    while(seriesItr != seriesEnd)
        std::cout << seriesItr->c_str() << std::endl;

    std::string seriesIdentifier;
    if(argc > 3)
        seriesIdentifier = argv[3];
        seriesIdentifier = seriesUID.begin()->c_str();

    using FileNamesContainer = std::vector<std::string>;
    FileNamesContainer fileNames;
    fileNames = nameGenerator->GetFileNames(seriesIdentifier);


    catch(const itk::ExceptionObject& exp)
        std::cerr << exp.what() << '\n';
        return EXIT_FAILURE;

    using  WriterType = itk::ImageFileWriter<ImageType>;
    WriterType::Pointer writer = WriterType::New();
    return EXIT_SUCCESS;

Then I test my stride code which split a volume with shape [900,900, 500] into 6480 small volumes with shape [50,50,25], it works with the strides which are calculated by F-order. for the higher speed, I use a raw pointer to get the 6480 small volume. It works a bit like NumPy.libs.stride_tricks.as_strided(src, dst_shape, stride), the dst_shape is [18,18,20,50,50,25]:

/*c++ code*/
small_volume[I,j,k,l,m,n] = *(image->GetBufferPointer() + i* stride[0] + j *stride[1] + k * stride[2] + l *stride[3] + m * stride[4] + m * stride[5])

in C-order, the stride is [50*900*500, 50*500,25,900*500,500,1];
in F-order, the stride is [50, 900*50, 900*900*25,1,900,900*900]

Here is a simple code to verify it.

data = np.random.randint(low=0,high=500, size=(900,900,500), dtype=np.int16)  #default C-order
samll_volume = np.lib.stride_tricks.as_strided(data, (18,18,20,50,50,25), 

counts = 0
for i in range(18):
    for j in range(18):
        for k in range(20):
            if np.all(samll_volume[i,j,k,...] == data[i*50:(i+1) * 50, j*50:(j+1)*50, k*25:(k+1)*25]):
                counts += 1

print(counts)  #6480

But when I use the C-order stride in c++ code, it does not work, the F-order stride works.

What you seem to be looking for is called RegionOfInterestImageFilter in ITK. That way you don’t have to calculate the strides by hand.
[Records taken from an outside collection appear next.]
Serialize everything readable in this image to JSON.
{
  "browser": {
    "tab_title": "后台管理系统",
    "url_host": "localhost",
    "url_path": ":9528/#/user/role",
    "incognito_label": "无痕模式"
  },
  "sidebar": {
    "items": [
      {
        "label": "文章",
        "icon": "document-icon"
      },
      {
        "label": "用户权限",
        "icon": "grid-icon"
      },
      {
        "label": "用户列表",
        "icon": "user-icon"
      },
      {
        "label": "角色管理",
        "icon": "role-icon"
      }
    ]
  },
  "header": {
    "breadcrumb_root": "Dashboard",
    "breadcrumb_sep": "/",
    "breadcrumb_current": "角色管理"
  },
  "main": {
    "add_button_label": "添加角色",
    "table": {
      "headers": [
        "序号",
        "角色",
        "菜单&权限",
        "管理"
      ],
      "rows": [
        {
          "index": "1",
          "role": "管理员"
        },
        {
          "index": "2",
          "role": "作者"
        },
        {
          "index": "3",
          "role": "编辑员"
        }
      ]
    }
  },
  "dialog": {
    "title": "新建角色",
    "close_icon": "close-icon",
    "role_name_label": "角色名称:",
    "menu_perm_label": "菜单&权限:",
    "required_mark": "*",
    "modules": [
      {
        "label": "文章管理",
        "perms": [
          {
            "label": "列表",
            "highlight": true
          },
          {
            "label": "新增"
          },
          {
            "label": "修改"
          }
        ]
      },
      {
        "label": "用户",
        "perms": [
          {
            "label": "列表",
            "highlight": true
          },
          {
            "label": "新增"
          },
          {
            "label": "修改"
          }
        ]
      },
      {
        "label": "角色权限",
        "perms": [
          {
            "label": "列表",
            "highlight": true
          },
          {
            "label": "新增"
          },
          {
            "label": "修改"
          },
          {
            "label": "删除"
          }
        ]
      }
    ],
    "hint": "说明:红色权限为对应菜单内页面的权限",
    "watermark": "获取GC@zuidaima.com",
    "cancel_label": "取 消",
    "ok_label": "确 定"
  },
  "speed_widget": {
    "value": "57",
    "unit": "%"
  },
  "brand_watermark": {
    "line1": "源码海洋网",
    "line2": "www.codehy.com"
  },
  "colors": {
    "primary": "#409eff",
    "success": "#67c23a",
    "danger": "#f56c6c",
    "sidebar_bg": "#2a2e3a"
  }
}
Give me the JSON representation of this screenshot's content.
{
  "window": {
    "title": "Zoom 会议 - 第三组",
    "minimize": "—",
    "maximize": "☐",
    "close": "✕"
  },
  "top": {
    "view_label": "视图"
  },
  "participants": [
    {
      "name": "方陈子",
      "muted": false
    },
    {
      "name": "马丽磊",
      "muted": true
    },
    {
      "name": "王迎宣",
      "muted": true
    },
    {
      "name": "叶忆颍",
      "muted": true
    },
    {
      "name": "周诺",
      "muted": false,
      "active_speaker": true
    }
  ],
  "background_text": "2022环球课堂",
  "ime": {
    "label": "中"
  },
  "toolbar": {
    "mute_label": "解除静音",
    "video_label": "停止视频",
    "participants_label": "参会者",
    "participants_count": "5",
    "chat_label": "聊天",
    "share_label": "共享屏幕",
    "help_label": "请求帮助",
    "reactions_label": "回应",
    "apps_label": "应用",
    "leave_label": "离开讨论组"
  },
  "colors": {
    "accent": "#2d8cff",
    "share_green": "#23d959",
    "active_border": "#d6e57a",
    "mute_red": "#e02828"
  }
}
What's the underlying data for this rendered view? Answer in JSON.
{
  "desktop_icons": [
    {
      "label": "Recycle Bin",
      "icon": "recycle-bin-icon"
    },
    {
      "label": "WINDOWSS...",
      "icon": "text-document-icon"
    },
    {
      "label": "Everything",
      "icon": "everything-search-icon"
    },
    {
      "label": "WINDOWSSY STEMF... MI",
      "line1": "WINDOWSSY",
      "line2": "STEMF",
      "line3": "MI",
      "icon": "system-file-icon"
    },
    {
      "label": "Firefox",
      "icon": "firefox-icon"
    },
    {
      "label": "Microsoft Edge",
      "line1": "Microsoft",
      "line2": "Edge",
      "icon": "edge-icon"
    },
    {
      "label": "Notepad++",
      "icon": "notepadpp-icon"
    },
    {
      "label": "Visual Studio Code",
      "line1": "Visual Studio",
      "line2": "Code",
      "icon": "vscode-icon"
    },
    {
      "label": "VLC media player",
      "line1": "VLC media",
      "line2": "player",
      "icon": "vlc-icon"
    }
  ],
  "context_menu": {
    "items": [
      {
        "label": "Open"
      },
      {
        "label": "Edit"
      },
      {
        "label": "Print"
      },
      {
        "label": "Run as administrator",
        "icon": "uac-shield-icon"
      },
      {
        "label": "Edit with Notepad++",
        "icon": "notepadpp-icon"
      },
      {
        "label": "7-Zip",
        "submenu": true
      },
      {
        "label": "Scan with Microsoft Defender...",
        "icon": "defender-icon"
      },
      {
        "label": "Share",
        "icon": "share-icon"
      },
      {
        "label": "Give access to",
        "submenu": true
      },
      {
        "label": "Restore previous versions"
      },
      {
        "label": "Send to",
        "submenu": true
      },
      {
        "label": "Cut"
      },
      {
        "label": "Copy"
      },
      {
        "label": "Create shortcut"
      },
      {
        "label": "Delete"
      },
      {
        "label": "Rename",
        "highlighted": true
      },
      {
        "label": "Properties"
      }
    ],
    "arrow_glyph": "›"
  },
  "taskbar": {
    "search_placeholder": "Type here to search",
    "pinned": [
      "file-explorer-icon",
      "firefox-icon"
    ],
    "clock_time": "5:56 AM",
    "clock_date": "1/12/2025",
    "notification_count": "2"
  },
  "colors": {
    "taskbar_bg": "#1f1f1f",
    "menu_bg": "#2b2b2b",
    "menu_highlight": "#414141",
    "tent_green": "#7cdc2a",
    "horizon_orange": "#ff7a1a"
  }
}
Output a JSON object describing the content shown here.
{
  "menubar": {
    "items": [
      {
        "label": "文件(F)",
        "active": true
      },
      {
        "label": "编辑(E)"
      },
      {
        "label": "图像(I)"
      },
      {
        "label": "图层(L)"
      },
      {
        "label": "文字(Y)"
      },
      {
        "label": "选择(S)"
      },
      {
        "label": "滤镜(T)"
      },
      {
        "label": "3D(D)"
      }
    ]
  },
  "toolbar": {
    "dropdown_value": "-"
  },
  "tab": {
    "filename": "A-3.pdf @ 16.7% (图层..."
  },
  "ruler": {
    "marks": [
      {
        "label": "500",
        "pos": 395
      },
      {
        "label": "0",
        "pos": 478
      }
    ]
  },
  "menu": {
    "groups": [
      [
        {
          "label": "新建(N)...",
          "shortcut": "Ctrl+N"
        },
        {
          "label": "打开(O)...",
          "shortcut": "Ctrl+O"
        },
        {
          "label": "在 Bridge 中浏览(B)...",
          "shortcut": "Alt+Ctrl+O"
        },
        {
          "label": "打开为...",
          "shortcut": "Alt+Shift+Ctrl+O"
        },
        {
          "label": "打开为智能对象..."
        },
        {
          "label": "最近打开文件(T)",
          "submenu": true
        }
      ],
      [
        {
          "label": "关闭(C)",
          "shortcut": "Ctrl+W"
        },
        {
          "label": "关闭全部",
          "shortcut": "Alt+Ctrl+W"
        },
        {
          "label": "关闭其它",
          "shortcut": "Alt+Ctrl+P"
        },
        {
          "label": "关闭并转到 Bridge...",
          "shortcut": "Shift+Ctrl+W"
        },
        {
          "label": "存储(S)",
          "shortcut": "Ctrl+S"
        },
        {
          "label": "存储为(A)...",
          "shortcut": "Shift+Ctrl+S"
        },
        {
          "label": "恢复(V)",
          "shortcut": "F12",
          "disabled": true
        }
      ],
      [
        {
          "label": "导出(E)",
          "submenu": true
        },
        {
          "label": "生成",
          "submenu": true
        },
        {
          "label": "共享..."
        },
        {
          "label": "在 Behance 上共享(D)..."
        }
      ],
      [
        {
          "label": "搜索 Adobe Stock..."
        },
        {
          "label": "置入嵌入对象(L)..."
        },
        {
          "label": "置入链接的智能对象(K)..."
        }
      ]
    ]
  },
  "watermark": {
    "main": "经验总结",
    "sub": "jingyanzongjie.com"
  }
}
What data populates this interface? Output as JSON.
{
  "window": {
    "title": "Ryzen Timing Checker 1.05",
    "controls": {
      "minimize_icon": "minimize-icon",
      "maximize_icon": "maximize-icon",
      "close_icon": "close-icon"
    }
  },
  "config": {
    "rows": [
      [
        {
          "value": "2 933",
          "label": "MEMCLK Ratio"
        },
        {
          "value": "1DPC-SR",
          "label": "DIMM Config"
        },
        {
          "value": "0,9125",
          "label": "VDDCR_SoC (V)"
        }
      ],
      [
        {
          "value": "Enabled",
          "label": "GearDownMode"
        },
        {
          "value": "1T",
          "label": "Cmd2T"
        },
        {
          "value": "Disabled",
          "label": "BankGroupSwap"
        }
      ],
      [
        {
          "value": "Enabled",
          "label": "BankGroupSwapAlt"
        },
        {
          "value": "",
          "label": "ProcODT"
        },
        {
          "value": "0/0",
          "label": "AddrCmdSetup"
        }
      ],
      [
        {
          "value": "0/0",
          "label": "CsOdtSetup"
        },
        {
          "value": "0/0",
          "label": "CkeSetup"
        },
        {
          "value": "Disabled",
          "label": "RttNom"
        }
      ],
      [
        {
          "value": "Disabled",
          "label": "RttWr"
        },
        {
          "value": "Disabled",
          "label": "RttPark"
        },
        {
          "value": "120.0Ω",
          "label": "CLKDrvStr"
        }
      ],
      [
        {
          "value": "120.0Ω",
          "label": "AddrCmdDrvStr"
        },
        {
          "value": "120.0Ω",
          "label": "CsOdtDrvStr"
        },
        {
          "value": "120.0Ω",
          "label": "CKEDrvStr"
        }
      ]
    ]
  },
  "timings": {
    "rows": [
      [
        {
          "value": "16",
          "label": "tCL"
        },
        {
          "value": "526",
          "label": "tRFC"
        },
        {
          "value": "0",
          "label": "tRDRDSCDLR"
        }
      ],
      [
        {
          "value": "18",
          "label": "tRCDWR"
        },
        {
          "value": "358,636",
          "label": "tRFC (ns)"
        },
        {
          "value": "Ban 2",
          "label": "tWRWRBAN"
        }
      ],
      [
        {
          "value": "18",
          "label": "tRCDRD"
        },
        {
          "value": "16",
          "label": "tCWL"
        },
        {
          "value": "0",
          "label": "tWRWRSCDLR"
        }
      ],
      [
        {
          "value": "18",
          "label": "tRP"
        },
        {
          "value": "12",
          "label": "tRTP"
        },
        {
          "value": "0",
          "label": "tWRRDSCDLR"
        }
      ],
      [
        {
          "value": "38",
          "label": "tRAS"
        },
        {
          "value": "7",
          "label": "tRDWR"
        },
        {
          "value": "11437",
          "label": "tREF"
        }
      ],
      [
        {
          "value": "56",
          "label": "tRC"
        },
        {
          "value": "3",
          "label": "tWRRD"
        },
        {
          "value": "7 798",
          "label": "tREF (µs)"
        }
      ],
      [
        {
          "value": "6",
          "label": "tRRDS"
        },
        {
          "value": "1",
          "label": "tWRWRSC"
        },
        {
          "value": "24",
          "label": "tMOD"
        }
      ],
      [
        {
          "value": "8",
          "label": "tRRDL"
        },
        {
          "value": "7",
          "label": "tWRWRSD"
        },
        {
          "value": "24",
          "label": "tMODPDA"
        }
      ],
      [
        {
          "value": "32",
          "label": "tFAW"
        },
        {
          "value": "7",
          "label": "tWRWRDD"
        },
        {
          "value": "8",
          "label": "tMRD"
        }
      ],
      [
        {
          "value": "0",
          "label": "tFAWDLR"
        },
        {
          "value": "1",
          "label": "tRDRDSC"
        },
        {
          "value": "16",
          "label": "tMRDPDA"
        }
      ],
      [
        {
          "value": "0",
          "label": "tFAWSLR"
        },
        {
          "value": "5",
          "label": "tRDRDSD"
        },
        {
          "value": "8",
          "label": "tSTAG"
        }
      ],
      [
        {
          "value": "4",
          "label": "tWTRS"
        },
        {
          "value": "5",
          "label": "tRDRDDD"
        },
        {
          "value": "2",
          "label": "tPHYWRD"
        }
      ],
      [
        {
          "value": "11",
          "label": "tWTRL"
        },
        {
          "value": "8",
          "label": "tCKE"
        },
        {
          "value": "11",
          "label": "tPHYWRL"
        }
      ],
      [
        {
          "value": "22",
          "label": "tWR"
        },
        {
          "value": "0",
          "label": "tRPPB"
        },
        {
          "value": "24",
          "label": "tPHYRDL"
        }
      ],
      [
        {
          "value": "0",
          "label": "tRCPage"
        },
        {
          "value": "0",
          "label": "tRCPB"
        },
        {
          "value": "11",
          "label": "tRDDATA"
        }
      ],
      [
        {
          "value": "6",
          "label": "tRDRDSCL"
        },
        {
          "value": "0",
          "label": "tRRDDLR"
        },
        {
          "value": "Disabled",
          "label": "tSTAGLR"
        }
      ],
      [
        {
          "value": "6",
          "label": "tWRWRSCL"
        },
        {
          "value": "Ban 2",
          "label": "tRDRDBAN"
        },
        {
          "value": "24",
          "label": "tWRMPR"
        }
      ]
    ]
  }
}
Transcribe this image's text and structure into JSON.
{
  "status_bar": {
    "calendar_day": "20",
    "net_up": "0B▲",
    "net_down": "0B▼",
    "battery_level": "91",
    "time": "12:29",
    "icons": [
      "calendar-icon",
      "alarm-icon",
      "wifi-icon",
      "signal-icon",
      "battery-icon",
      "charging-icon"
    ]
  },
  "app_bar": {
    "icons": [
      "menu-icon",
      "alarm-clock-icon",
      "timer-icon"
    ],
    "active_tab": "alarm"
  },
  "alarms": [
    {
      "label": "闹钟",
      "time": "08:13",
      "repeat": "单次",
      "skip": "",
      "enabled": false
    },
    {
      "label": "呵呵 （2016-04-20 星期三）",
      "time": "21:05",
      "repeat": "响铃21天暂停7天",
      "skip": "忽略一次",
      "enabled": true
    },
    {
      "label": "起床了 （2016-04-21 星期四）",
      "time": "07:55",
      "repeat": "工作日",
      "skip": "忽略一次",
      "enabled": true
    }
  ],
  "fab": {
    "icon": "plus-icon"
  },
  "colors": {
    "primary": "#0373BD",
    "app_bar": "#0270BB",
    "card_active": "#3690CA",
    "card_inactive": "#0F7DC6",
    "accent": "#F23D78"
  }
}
If you want to apply a filter only to a region of an image, you could take a look at this example.

Hi, thanks for your suggestion.
I am a green hand with itk. When I googled the solution to the question, some websites told me the RegionOfInterestImageFilter can solve it,I tried this. But my requirement is to need all the small volumes, not just one of them. Maybe I can change the RegionType::IndexType to Iteratively generate all small volumes. But I think it could be slower than using the raw pointer. I haven’t done relevant experiments yet, it’s just my inference. I will have a try!
Thanks again for your suggestion

Take a look at this example. If you replace median filter with RegionOfInterest you can do arbitrary processing with the resulting chunk.